What is MFM procedure?
Chorionic villus sampling (CVS): In a CVS, the MFM uses a thin tube or a needle to sample the placenta during the first third of the pregnancy. The MFM uses ultrasound to perform a CVS, either through the cervix or the abdomen. We can test the placental sample for certain fetal diseases and health conditions.
What does a MFM do?
An MFM specialist can assess and recommend treatment for pregnancy problems such as too much or too little amniotic fluid, conditions in which the mother’s immune system attacks the child’s tissue, and diabetes or high blood pressure that develops during pregnancy.
When should I see an MFM?
You may also need a maternal fetal medicine specialist if you’ve had problems with a pregnancy in the past, you need special tests or procedures, or you or your baby develops problems anytime during your pregnancy (such as a birth defect). Women carrying more than one baby will also need to see an MFM specialist.
What happens at first MFM appointment?
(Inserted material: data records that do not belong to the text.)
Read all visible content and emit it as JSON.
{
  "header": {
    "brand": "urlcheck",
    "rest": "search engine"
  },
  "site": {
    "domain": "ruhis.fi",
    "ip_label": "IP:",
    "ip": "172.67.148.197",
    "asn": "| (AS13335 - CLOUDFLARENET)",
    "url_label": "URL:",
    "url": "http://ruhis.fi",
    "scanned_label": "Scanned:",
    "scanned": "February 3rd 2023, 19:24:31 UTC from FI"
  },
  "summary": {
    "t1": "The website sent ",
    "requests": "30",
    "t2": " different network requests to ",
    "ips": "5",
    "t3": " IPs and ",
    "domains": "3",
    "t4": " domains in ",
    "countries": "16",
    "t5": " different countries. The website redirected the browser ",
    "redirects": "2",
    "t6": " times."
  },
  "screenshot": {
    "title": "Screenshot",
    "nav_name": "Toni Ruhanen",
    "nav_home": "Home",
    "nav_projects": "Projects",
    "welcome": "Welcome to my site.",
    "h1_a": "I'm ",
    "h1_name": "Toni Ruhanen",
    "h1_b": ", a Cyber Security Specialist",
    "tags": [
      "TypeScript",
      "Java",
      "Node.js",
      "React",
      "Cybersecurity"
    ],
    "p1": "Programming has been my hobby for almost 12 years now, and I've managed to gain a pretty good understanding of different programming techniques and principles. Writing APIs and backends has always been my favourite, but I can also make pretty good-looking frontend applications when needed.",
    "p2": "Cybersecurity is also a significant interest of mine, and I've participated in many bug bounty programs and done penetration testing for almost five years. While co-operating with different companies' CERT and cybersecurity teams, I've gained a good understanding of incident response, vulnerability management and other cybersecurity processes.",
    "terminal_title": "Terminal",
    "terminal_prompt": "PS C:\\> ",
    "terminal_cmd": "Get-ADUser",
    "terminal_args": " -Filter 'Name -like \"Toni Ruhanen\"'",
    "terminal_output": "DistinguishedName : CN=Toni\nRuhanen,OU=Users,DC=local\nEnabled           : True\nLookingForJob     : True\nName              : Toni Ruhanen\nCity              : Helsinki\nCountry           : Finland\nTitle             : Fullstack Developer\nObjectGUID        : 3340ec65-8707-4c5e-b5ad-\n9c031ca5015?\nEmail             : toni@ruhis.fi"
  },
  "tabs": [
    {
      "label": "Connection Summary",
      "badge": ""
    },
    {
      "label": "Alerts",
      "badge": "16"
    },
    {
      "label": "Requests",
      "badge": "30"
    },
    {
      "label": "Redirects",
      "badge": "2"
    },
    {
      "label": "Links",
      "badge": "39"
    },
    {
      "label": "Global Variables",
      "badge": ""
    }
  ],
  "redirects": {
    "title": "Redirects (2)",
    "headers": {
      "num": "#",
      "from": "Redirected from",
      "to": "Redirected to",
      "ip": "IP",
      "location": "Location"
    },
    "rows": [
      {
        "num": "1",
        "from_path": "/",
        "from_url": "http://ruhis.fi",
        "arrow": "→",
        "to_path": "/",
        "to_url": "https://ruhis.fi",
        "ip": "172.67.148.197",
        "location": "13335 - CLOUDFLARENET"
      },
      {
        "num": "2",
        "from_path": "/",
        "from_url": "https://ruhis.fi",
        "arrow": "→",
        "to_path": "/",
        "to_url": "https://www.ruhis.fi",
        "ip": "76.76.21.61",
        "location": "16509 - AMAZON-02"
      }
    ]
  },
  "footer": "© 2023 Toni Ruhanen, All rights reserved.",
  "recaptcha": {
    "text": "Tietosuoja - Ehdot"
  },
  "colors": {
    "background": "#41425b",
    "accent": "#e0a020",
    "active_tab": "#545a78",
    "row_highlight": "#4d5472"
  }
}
Expect to meet with a Genetic Counselor for about 30 minutes. She will take a detailed family and medical history, and offer screening and testing options based on your history and specific case. These tests are to give us more information about the baby’s health and the mother’s health as well.
Who gets referred to maternal fetal medicine?
You may be referred to a maternal-fetal medicine specialist if you have a pre-existing medical condition prior to pregnancy, develop a medical condition during pregnancy or have problems during delivery. Additionally, you will see a maternal-fetal medicine specialist during pregnancy if your baby has an anomaly.
How do you know if your pregnancy is high risk?
You may be considered high-risk if you have a history of miscarriage, preterm labor, or cesarean delivery. Likewise, if you’ve already had one child with a birth defect, any subsequent pregnancies may be treated as high-risk.
Does MFM do surgery?
Maternal–fetal medicine specialists are physicians who subspecialize within the field of obstetrics. Their training typically includes a four-year residency in obstetrics and gynecology followed by a three-year fellowship. They may perform prenatal tests, provide treatments, and perform surgeries.
What questions should I ask my MFM doctor?
Frequently Asked Questions
- Who is considered high risk?
- What tests do maternal-fetal specialists offer?
- I’m having a normal pregnancy. Do I need these tests?
- What if results of the ultrasound are abnormal?
- How can you detect problems other than chromosome abnormalities?
- How do I know if I’m at risk for pre-term birth?
How many times do you get an ultrasound during pregnancy?
Most healthy women receive two ultrasound scans during pregnancy. “The first is, ideally, in the first trimester to confirm the due date, and the second is at 18-22 weeks to confirm normal anatomy and the sex of the baby,” explains Mendiola.
What is the difference between maternal fetal medicine and OB GYN?
General OB training consists of four years of residency training after medical school and that qualifies a physician to practice general obstetrics, deliver babies and practice general gynecology. Maternal Fetal Medicine is a sub-specialty after the four-year residency program in obstetrics.
Do all ob GYNs do surgery?
Most OB/GYNs are generalists and see a variety of medical conditions in the office, perform surgery, and manage labor and delivery. Inpatient surgical procedures include hysterectomies performed vaginally, abdominally, and laparoscopically.